> **Work instruction**: Output the entries exactly.

> **Element data from apps and pages**:
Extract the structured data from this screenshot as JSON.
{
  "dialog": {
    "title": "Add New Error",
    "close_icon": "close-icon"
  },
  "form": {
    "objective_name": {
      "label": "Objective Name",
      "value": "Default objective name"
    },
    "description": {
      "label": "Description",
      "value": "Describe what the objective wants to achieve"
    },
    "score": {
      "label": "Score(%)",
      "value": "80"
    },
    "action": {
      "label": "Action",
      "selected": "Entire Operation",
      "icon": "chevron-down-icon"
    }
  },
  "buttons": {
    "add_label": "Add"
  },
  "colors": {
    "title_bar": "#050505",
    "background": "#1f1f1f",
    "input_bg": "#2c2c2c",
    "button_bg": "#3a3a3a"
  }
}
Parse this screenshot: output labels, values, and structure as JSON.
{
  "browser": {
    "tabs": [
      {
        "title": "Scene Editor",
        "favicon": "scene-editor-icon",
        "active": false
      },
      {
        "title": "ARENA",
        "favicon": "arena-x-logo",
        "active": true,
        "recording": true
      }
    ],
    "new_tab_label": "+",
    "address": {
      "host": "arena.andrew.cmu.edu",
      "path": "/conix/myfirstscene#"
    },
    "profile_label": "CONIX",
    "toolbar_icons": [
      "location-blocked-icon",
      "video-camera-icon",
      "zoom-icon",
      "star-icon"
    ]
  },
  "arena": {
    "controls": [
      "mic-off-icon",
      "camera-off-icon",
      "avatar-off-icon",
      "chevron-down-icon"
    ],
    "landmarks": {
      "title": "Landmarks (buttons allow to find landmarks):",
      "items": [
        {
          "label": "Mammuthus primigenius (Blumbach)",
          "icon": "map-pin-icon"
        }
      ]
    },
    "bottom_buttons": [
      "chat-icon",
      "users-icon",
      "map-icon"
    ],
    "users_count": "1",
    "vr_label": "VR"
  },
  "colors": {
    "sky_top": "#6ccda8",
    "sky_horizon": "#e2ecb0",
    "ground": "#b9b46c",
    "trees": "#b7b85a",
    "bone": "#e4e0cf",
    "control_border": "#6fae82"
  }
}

> **Your response**:
Extract the structured data from this screenshot as JSON.
{
  "dialog": {
    "title": "Add New Error",
    "close_icon": "close-icon"
  },
  "form": {
    "objective_name": {
      "label": "Objective Name",
      "value": "Default objective name"
    },
    "description": {
      "label": "Description",
      "value": "Describe what the objective wants to achieve"
    },
    "score": {
      "label": "Score(%)",
      "value": "80"
    },
    "action": {
      "label": "Action",
      "selected": "Entire Operation",
      "icon": "chevron-down-icon"
    }
  },
  "buttons": {
    "add_label": "Add"
  },
  "colors": {
    "title_bar": "#050505",
    "background": "#1f1f1f",
    "input_bg": "#2c2c2c",
    "button_bg": "#3a3a3a"
  }
}
Parse this screenshot: output labels, values, and structure as JSON.
{
  "browser": {
    "tabs": [
      {
        "title": "Scene Editor",
        "favicon": "scene-editor-icon",
        "active": false
      },
      {
        "title": "ARENA",
        "favicon": "arena-x-logo",
        "active": true,
        "recording": true
      }
    ],
    "new_tab_label": "+",
    "address": {
      "host": "arena.andrew.cmu.edu",
      "path": "/conix/myfirstscene#"
    },
    "profile_label": "CONIX",
    "toolbar_icons": [
      "location-blocked-icon",
      "video-camera-icon",
      "zoom-icon",
      "star-icon"
    ]
  },
  "arena": {
    "controls": [
      "mic-off-icon",
      "camera-off-icon",
      "avatar-off-icon",
      "chevron-down-icon"
    ],
    "landmarks": {
      "title": "Landmarks (buttons allow to find landmarks):",
      "items": [
        {
          "label": "Mammuthus primigenius (Blumbach)",
          "icon": "map-pin-icon"
        }
      ]
    },
    "bottom_buttons": [
      "chat-icon",
      "users-icon",
      "map-icon"
    ],
    "users_count": "1",
    "vr_label": "VR"
  },
  "colors": {
    "sky_top": "#6ccda8",
    "sky_horizon": "#e2ecb0",
    "ground": "#b9b46c",
    "trees": "#b7b85a",
    "bone": "#e4e0cf",
    "control_border": "#6fae82"
  }
}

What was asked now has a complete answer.